The Plot: Gordon Elliot Lee is a genius aerospace tycoon with so much money he can afford to indulge in his obsession with outer space. One day he discovers what he believes to be some sort of alien craft approaching earth from a far away star. He tries to convince NASA about the “threat” of such a thing, but they laugh in his face. So, what does he do? He decides to bankroll the research, experimentation, and construction of his own spaceship. The thing is, his spaceship is going to be armed to the teeth because he is convinced that the aliens headed for Earth have no good intentions.
To assist him in his endeavor, Gordon Lee recruits Nathan Kelley and Kris Munoz to run point on all of the many spinning cogs involved in such a plan. They work for years and years putting together teams, funding projects, and discovering technological advancements that would put to shame the technology of the general public. They have a lot of time to get things right because while the mysterious aliens are making steady progress on their journey, they have a long way to go.
Eventually the military and NASA are forced to admit that Gordon Lee was right, so they jump in to assist, but that isn’t all they want to do and Nathan Kelley is forced to throw them out the door so to speak in order to make sure the mission happens as it was first envisioned, and not as some mockery of the original plan. What Nathan and Kris discover upon making contact with the aliens is so far gone from what they expected that they are unsure how to proceed. Events transpire that put the two of them in a position to make a very big splash when the climax of the story arrives.
The Commentary: To my understanding, A Sword Into Darkness is the debut effort of Thomas A. Mays. The best way to describe the book is as a mix of hard science fiction, military science fiction, and space opera. All of these pieces are woven together into a tapestry that for the most part, works pretty well. As a debut novel, it does have a few things here and there that could use some improvement, but oftentimes those kinds of things are distracting. In this book they are not distracting, and some of them are only noticeable to me as a result of just how many books I read. If I wasn’t so voracious in my reading a lot of those things would pass right on by.
The book is a rather quick read at 300 pages, so it isn’t something that’s going to bog you down as a reader. I liked that. I think more debut novels need to be that way, long enough to tell a decent story, but short enough to leave the reader wanting a little more to entice them to read that author’s next project. I was really impressed with Nathan Kelley as a character, but a little bit less so with Gordon Lee. The former had a lot more development as the story moved along and with the later I was left filling in a lot of gaps.
I’m glad I took a chance on the book though. I enjoy hard science fiction every so often and having that element mixed in with a more traditional science fiction tale was a nice perk for me as a reader. Balancing between the two could probably use a little work by the author, but that’s something I think can be worked out easily enough.

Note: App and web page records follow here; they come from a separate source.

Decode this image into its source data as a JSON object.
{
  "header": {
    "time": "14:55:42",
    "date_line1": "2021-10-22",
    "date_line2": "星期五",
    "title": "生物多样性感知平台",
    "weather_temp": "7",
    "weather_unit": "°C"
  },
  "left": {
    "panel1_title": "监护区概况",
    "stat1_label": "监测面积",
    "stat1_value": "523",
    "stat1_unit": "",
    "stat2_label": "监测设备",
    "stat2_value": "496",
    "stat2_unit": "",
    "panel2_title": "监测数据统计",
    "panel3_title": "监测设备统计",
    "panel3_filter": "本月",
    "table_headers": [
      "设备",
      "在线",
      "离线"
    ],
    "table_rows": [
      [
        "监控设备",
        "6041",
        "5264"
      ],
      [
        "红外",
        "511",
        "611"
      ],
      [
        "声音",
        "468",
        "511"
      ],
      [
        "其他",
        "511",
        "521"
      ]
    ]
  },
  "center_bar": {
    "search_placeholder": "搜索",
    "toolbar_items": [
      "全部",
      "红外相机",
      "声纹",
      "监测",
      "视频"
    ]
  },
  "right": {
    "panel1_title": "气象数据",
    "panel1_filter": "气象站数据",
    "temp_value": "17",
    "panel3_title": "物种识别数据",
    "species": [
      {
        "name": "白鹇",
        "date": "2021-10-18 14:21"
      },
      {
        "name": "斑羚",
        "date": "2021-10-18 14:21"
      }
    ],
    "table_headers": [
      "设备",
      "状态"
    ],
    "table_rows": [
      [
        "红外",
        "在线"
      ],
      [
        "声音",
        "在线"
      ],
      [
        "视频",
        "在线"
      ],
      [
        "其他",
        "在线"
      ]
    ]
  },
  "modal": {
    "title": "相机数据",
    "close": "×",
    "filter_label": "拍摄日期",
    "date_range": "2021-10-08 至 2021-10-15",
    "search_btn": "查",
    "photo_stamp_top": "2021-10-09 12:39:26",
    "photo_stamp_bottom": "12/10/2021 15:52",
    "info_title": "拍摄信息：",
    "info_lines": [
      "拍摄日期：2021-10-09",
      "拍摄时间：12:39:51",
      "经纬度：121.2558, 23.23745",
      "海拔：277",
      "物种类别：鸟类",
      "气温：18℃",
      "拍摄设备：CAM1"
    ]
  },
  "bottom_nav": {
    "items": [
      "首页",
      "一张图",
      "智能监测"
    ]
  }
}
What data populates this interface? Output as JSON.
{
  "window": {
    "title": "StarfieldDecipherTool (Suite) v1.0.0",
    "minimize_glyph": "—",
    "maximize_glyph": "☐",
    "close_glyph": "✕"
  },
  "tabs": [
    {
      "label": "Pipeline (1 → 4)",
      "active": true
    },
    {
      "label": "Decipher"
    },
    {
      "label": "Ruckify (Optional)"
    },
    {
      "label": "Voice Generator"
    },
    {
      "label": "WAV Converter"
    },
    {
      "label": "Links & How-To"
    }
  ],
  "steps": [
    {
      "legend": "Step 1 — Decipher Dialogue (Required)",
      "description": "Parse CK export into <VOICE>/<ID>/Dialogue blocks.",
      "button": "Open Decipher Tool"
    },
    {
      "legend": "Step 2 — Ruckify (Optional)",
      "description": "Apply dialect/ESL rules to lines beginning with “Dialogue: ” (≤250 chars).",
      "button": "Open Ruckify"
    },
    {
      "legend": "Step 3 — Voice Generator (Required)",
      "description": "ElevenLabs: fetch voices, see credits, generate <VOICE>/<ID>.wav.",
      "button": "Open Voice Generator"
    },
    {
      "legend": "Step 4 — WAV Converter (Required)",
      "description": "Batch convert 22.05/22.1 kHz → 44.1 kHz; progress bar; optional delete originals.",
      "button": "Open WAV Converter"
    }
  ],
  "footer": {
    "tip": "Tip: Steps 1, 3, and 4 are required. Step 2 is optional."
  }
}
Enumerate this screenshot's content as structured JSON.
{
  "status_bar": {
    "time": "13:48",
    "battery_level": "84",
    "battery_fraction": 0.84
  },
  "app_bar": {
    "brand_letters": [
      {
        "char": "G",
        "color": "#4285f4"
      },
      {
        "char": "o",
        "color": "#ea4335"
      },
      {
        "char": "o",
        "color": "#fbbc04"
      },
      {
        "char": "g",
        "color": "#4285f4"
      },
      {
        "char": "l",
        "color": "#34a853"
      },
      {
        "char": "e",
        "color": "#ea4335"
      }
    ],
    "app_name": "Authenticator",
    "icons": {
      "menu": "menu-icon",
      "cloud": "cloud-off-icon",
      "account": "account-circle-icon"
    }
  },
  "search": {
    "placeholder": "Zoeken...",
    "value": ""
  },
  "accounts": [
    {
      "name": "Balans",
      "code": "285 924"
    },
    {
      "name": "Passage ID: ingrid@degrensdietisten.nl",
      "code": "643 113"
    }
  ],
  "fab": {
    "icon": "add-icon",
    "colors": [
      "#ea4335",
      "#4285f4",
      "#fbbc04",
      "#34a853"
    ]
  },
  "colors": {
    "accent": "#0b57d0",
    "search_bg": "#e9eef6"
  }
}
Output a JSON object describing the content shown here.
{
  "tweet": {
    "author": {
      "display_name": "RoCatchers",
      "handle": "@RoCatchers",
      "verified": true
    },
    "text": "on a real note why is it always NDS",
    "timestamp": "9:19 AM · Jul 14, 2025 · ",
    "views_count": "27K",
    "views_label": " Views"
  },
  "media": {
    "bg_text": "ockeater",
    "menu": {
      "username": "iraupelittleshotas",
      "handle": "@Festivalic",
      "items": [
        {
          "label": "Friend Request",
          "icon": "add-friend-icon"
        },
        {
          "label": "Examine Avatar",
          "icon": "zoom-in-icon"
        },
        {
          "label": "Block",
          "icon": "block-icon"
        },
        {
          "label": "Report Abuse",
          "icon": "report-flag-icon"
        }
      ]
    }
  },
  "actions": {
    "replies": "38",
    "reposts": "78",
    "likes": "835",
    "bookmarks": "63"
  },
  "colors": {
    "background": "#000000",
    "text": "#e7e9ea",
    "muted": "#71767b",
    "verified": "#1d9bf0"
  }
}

Needs More: Character development. The hard science portions were spot on and very well put together, but I think due to the length of the novel the characters suffered a little bit in order to fit in the science. That is something I expect the author can easily remedy in future projects without much trouble.
Needs Less: Repetition. I loved the science in the book, but in a few cases the same science was repeated over and over and it would have been nice to use that space for a little more character development, or some more action added to the scenes.
Worth It? Yes, I think A Sword Into Darkness is worth it. The science is interesting, at least a couple of characters mesh well, and the others that don’t still hold up okay. I liked that it was short and didn’t try to do more than what it was claiming to be. That worked really well in the end.